Solvent extraction

method to separate compounds based on their relative solubilities in two different immiscible liquids, usually water and an organic solvent; extraction of a substance from one liquid into another liquid phase

Solvent extraction, also known as Liquid–liquid extraction or partitioning, is a method to separate a compound based on the solubility of its parts. This is done using two liquids that don't mix, for example water and an organic solvent.

Benzoic acid is extracted from an organic compound. The solvent used is MTBE. All of this is done in a diluted solution of Sodium bicarbonate. Benzoic acid is converted to Sodium benzoate. Sodium benzoate changes from the organic solvent to the water phase, neutral Benzil (shown in yellow) remains in the organic phase. In this case, the organic substance is on top, because the density of the organic solvent MTBE (0,74 g·cm−3) is lower than that of the other phase (about 1,00 g·cm−3).

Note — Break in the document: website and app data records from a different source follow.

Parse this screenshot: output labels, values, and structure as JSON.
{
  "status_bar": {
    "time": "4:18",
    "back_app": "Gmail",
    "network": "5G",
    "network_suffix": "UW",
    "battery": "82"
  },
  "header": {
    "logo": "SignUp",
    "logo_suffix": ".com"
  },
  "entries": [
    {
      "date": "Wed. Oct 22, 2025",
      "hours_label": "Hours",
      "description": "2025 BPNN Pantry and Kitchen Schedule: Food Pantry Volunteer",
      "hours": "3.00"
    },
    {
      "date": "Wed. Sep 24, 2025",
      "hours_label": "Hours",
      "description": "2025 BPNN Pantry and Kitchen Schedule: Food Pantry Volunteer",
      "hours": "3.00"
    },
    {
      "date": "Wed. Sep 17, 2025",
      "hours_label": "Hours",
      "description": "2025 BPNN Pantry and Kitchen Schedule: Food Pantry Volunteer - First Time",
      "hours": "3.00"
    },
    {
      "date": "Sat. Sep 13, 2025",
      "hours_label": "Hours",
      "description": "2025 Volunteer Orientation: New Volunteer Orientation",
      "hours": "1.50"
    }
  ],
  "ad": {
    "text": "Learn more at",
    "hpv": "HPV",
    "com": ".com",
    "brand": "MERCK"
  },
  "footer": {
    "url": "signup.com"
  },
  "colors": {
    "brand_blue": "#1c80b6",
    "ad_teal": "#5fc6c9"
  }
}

Solvent extraction is used in the processing of perfumes, vegetable oil, or biodiesel. It is also used to recover plutonium from irradiated nuclear fuel, a process which is usually called nuclear reprocessing. The recovered plutonium can then be re-used as nuclear fuel.

In this process one of the components of a mixture dissolves in a particular liquid and the other component is separated as a residue by filtration.

[1] Solvent extraction involves crushing of oil seeds and oil seed cakes. From ancient time, vegetable oils were obtained by crushing oil seeds in village ghanis / kolhus / chekkus in India. At the beginning of the 20th century the vegetable oils industry was based on some 500,00 bullock-driven ghanis producing about 800,000 tonnes of oils. Slowly, in addition to these ghanis, power-driven ghanis (rotary ghanis made indigenously) imported expeller and imported hydraulic press plants started crushing oilseeds.

Around this time many European countries and United States of America had established huge solvent extraction plants for recovering directly almost all the available oil in the oilseeds like Cottonseed and Soybean.

References change

  1. "Solvent Extractors' Association of India". SEA India. Archived from the original on 2017-04-29.